#### Given information

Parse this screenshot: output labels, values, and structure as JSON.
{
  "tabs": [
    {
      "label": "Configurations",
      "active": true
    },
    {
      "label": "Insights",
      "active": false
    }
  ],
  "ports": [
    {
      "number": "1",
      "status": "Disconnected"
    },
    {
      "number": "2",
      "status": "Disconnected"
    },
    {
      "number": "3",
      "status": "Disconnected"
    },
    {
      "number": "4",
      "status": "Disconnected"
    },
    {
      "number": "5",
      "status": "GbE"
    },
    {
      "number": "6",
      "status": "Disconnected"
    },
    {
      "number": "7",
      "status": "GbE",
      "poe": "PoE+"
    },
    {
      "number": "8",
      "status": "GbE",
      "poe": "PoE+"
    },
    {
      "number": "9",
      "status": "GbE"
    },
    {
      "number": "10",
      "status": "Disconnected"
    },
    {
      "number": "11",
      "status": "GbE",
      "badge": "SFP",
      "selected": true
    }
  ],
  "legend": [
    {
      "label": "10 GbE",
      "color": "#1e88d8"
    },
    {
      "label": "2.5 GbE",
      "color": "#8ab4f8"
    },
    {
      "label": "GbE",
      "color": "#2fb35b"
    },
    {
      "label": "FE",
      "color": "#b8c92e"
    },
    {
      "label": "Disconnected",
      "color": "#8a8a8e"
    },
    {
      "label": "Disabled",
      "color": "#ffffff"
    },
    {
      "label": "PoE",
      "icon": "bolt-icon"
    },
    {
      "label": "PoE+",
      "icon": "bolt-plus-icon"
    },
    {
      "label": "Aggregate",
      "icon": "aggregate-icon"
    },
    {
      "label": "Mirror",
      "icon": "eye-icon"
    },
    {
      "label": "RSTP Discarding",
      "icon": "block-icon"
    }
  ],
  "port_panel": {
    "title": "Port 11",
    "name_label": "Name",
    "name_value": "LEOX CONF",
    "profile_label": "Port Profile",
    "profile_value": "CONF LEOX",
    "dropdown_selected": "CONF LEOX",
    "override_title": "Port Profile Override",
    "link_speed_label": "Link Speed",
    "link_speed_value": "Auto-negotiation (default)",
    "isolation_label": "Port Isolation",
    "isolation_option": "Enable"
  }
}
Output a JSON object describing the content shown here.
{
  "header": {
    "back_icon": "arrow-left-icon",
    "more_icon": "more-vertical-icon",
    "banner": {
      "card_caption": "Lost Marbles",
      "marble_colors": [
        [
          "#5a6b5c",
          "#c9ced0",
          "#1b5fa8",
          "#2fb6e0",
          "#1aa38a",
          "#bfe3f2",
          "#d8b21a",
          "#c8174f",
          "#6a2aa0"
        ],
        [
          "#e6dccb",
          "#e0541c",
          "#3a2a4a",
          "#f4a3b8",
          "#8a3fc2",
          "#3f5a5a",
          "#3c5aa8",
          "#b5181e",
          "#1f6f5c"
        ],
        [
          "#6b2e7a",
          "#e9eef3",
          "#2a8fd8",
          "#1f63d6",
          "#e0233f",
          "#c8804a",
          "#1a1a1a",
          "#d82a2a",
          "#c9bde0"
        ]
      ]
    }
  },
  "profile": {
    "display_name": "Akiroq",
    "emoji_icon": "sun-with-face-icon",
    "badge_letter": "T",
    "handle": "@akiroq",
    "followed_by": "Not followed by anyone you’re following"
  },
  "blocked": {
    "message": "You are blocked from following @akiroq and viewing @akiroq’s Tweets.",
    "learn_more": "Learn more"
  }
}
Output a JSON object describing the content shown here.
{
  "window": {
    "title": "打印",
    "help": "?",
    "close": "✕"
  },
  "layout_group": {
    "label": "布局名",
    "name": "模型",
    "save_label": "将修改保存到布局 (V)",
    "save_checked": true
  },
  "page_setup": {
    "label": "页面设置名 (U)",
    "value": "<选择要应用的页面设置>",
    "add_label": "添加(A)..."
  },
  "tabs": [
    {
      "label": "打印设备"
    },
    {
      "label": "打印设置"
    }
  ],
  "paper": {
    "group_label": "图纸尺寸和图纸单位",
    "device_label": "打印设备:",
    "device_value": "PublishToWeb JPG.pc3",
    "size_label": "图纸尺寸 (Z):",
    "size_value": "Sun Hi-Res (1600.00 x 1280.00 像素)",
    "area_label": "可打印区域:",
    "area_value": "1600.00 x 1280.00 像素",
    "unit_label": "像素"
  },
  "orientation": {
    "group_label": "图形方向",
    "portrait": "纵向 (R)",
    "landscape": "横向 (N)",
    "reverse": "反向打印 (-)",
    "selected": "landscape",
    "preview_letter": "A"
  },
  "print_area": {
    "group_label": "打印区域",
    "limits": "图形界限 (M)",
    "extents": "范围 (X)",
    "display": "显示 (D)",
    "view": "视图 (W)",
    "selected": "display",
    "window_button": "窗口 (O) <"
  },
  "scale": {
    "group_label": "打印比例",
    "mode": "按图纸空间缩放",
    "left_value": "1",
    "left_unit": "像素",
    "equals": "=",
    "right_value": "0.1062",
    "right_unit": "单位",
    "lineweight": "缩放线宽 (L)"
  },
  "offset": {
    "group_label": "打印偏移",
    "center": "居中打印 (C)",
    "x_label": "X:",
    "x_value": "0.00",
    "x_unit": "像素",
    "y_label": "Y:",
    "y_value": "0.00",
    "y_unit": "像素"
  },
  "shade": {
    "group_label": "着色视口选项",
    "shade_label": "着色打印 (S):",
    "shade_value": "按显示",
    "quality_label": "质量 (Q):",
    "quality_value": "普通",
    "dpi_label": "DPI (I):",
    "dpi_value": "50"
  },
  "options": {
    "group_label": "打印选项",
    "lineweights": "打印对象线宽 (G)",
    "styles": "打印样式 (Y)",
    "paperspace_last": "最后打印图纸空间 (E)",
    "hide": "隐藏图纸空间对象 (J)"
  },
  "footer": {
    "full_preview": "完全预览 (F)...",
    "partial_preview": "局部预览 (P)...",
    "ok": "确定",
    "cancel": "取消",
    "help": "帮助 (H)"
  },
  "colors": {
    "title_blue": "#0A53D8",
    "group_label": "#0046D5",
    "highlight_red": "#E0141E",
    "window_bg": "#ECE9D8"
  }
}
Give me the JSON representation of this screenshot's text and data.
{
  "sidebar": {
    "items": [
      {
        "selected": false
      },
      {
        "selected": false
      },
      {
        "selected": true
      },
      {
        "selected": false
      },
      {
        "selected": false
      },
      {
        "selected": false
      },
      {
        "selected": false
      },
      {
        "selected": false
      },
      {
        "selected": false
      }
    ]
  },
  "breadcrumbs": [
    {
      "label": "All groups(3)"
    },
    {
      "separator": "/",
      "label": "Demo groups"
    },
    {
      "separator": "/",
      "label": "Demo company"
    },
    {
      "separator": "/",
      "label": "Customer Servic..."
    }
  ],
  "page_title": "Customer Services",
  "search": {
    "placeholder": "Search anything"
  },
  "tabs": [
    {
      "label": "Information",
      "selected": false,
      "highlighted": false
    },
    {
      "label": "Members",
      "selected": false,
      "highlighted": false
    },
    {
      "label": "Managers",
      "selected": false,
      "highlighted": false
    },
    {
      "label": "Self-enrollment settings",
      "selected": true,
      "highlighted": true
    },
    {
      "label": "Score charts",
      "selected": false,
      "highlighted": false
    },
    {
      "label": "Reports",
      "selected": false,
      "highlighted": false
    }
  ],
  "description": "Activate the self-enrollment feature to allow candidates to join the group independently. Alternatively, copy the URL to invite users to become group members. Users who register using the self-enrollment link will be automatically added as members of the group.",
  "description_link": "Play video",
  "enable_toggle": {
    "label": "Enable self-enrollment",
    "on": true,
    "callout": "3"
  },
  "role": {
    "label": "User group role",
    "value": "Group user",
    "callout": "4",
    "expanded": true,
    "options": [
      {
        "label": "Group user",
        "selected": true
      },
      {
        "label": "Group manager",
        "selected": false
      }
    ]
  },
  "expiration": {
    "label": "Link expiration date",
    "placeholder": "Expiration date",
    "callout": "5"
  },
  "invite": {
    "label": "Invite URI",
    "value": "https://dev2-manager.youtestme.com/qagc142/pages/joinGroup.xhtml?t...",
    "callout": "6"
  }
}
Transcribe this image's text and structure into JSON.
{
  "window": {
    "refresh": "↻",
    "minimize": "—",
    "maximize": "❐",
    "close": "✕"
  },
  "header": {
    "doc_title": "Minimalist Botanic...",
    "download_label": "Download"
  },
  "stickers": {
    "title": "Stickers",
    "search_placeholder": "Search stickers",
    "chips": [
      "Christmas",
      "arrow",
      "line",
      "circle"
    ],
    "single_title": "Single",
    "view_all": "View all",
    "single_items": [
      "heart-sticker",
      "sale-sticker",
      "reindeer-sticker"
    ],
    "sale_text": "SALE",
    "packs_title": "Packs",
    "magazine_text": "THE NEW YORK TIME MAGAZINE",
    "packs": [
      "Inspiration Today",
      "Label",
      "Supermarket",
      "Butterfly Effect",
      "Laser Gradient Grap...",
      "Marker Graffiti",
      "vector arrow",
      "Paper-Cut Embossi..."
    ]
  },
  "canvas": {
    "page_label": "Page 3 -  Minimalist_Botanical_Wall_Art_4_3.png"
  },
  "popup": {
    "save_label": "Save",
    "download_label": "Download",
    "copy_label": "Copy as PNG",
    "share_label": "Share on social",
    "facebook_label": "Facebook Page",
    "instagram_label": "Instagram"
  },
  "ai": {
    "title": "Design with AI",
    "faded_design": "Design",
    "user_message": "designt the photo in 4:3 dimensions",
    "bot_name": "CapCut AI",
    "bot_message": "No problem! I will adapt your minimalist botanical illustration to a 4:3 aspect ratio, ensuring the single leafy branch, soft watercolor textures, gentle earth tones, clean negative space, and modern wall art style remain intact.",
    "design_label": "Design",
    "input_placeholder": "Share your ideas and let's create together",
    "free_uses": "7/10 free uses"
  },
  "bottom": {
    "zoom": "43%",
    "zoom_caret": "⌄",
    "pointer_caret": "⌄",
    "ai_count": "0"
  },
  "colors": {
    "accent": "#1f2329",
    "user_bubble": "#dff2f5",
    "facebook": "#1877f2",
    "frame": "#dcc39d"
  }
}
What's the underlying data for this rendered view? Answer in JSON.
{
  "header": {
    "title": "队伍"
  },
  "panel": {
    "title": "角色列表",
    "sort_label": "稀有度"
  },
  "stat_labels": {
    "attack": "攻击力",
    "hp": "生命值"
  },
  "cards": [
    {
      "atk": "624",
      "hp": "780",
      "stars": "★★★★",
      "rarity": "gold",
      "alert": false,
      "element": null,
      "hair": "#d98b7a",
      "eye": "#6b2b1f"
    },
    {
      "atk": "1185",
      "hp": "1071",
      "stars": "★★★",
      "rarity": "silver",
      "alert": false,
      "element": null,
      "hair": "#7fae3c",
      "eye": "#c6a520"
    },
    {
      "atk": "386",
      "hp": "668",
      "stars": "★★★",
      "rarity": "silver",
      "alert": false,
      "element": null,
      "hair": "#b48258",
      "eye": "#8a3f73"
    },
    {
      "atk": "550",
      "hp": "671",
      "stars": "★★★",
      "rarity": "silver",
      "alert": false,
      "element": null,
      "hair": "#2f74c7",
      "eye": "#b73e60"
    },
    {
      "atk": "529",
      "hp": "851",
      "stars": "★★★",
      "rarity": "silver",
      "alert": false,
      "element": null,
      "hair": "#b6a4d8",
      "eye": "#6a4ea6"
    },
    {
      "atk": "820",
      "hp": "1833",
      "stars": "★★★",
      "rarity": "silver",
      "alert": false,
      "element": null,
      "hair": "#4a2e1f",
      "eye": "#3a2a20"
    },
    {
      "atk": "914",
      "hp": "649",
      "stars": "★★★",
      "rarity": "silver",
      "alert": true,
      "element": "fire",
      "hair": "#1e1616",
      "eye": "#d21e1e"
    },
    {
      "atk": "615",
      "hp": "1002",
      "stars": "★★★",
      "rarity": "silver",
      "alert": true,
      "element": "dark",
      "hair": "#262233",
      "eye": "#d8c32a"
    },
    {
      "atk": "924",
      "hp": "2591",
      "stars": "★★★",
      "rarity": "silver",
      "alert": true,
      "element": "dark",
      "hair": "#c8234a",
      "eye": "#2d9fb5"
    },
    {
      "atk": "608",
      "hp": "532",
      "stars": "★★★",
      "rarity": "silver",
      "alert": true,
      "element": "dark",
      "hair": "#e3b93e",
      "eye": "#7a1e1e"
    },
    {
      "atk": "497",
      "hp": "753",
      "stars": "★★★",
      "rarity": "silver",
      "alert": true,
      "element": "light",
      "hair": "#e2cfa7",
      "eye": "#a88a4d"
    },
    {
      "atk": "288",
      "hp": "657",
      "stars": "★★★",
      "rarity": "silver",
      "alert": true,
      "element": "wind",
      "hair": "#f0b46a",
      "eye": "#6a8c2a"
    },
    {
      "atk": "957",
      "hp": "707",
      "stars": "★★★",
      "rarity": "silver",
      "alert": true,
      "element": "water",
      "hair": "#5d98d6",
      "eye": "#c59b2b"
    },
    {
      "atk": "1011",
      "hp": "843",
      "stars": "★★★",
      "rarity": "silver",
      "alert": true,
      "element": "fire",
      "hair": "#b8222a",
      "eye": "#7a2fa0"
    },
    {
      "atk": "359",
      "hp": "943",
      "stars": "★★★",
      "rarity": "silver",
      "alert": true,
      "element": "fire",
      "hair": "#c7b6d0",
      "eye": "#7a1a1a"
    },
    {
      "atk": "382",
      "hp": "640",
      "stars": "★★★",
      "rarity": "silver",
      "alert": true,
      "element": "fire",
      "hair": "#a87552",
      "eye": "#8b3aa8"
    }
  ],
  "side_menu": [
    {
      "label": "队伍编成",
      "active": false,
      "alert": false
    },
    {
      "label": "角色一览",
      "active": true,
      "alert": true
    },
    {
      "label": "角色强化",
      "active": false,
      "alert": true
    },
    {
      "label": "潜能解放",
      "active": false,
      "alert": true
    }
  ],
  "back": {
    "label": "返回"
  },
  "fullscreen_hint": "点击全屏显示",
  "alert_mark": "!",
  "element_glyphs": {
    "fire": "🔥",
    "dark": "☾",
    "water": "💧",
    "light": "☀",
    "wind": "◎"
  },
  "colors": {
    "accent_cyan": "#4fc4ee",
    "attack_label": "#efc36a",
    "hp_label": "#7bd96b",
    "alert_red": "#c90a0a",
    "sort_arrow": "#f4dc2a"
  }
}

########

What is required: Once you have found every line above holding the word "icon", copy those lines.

Response for this exercise:
      "icon": "bolt-icon"
      "icon": "bolt-plus-icon"
      "icon": "aggregate-icon"
      "icon": "eye-icon"
      "icon": "block-icon"
    "back_icon": "arrow-left-icon",
    "more_icon": "more-vertical-icon",
    "emoji_icon": "sun-with-face-icon",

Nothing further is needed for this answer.